*ESUHSD uploads all verified Cal Grant GPA's. No action is needed by individual students.
Federal Pell Grants
A Federal Pell Grant is money for college from the federal government that you don't have to pay back. It is usually are awarded only to undergraduate students who have not earned a bachelor's or a professional degree. Amounts can change yearly. For the 2016–17 award year (July 1, 2016, to June 30, 2017), the maximum award is $5,815. You can receive the Federal Pell grant for no more than 12 semesters or the equivalent (roughly 6 years).
Federal Work-Study provides part-time jobs for undergraduate and graduate students with financial need , allowing them to earn money to help pay education expenses. The program encourages community service work and work related to the student's course of study.

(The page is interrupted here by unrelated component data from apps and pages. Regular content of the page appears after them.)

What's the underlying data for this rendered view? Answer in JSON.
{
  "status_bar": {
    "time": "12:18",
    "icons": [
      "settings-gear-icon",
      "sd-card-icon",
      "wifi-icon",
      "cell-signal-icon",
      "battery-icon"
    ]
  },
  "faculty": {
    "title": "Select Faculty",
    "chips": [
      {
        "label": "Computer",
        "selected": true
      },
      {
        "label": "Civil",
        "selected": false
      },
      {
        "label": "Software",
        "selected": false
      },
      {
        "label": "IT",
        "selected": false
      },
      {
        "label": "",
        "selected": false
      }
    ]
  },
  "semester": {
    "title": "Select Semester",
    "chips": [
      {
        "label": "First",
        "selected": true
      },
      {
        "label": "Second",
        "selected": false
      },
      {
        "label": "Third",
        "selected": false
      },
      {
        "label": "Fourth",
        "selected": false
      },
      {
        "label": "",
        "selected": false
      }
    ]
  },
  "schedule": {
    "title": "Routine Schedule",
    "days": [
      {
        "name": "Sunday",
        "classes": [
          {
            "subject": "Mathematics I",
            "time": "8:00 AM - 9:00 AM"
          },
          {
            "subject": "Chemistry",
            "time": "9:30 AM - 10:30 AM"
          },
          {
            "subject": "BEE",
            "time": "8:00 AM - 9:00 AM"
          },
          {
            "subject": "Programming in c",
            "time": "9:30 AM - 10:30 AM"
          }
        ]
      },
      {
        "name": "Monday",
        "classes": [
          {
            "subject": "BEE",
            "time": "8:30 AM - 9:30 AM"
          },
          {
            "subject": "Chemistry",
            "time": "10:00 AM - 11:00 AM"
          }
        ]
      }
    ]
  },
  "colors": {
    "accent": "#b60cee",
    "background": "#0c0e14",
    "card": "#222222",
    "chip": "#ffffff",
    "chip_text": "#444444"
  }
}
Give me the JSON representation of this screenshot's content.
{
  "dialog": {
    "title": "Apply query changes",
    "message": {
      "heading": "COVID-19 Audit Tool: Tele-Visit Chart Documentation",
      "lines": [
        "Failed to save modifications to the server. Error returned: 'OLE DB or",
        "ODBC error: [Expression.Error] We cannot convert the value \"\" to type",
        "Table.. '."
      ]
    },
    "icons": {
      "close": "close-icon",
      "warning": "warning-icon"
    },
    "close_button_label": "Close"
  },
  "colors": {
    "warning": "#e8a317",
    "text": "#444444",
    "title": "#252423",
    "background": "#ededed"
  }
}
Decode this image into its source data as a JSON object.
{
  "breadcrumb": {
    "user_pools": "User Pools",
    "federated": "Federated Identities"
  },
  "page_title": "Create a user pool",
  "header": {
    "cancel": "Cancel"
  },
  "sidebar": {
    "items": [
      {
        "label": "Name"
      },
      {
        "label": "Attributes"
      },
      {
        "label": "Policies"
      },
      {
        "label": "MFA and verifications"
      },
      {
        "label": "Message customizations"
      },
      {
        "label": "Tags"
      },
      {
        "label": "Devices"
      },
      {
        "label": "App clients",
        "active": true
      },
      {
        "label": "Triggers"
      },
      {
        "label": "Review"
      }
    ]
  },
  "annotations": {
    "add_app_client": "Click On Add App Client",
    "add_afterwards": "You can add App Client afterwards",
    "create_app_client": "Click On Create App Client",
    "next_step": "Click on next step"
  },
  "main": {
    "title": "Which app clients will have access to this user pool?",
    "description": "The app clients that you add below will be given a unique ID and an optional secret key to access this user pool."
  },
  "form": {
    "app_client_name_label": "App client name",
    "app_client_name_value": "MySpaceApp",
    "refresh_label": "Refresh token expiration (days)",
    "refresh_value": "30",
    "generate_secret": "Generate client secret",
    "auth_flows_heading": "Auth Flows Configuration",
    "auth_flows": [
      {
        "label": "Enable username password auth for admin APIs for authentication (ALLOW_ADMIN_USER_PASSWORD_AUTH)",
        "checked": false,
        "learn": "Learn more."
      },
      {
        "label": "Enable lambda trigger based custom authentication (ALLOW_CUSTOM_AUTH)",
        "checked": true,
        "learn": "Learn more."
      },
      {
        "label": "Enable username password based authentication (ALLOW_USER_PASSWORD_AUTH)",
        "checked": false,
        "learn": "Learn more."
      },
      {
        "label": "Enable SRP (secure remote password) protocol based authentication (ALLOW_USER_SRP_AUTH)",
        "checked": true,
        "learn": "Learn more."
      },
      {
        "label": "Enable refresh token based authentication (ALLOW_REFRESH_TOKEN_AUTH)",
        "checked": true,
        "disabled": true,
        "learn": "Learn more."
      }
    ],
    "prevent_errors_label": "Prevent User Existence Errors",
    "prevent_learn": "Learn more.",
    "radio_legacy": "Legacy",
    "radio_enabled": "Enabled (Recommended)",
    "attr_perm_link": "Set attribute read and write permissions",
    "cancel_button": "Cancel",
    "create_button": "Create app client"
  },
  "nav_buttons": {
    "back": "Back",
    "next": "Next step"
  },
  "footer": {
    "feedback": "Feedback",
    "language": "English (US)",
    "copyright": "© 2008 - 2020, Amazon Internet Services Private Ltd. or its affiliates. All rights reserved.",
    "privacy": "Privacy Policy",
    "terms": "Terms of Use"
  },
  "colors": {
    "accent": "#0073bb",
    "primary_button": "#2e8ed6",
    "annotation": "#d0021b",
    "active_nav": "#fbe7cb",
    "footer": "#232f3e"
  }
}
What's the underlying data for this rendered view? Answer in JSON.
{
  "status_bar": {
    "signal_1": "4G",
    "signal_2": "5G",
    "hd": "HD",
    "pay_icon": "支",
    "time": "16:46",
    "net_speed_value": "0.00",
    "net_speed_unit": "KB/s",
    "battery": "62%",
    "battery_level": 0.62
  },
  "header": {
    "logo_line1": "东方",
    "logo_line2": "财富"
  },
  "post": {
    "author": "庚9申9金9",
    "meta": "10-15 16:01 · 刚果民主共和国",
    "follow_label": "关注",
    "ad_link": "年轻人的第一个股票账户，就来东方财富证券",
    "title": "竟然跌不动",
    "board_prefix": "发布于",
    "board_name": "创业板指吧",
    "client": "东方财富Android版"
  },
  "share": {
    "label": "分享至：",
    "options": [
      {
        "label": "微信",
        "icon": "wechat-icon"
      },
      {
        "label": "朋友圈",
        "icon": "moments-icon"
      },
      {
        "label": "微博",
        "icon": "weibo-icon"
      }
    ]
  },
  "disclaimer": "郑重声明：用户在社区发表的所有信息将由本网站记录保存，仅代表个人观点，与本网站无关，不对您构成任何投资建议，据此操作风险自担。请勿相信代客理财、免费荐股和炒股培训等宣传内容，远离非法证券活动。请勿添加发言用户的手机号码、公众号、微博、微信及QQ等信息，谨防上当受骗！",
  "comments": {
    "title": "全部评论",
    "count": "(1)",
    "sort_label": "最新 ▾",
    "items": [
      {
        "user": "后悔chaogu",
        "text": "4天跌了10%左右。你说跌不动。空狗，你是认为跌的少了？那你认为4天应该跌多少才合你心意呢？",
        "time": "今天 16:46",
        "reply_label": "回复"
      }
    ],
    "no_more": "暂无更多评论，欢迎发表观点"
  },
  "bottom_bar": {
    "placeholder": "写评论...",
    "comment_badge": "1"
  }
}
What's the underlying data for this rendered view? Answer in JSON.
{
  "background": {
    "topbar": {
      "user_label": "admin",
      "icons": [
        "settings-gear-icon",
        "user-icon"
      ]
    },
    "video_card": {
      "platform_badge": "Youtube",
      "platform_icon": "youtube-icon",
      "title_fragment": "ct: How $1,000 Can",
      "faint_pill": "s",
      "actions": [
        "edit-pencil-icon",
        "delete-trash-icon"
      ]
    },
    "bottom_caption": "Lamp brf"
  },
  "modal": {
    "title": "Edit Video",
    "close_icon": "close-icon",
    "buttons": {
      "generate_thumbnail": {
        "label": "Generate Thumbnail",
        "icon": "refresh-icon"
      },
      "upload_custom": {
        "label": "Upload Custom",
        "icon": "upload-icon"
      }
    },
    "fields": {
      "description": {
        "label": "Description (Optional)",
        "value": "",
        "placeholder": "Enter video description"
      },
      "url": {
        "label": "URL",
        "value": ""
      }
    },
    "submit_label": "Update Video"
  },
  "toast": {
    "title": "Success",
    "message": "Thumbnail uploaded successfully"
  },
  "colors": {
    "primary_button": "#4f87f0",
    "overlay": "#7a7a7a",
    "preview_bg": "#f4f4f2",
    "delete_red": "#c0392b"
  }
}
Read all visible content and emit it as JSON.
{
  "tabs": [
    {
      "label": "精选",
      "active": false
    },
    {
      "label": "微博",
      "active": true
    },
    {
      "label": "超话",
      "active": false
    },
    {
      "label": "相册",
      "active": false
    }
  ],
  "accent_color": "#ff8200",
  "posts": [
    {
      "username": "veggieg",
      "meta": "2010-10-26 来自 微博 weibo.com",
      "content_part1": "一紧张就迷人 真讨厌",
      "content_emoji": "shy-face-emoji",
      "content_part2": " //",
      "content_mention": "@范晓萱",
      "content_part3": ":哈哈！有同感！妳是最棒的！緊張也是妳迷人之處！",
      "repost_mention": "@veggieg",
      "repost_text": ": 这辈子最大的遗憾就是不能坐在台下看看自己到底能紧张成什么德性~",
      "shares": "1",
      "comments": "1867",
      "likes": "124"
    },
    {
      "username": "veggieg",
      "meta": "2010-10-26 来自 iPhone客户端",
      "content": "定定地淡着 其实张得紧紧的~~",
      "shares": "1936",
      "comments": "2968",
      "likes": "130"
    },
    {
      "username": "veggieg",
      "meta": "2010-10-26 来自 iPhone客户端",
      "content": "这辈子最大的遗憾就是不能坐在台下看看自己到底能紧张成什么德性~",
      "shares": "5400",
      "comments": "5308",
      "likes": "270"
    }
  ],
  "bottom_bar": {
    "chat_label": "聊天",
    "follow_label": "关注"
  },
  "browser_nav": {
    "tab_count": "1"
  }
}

Money earned in the Federal Work-Study program is not used to determine financial need when applying for financial aid, therefore, making it a better option than a part-time job elsewhere.
The federal and state governments, colleges and private organizations all provide college loans to students and parents.
- Federal Perkins Loans may be awarded by colleges to students with the highest need.
- Federal Direct Subsidized Loans are interest-free while you're in college and have a borrowing limit that increases for each year of school you complete.
- Federal Direct Unsubsidized Loans charge interest but allow you to add the interest fees to the amount you borrow until after graduation. However, doing this means you’ll actually end up owing more.
- Federal Direct PLUS Loans allow parents (or graduate students) to borrow the total cost of college, minus any financial aid received.
In general, private loans are not subsidized or need-based. They also often require a cosigner — someone who promises to repay the money if the student fails to do so. The interest rates of private loans vary.
Find many different types of financial aid available year round at California Community Colleges that directly connect you with events in your area where you can get free professional assistance completing financial aid forms.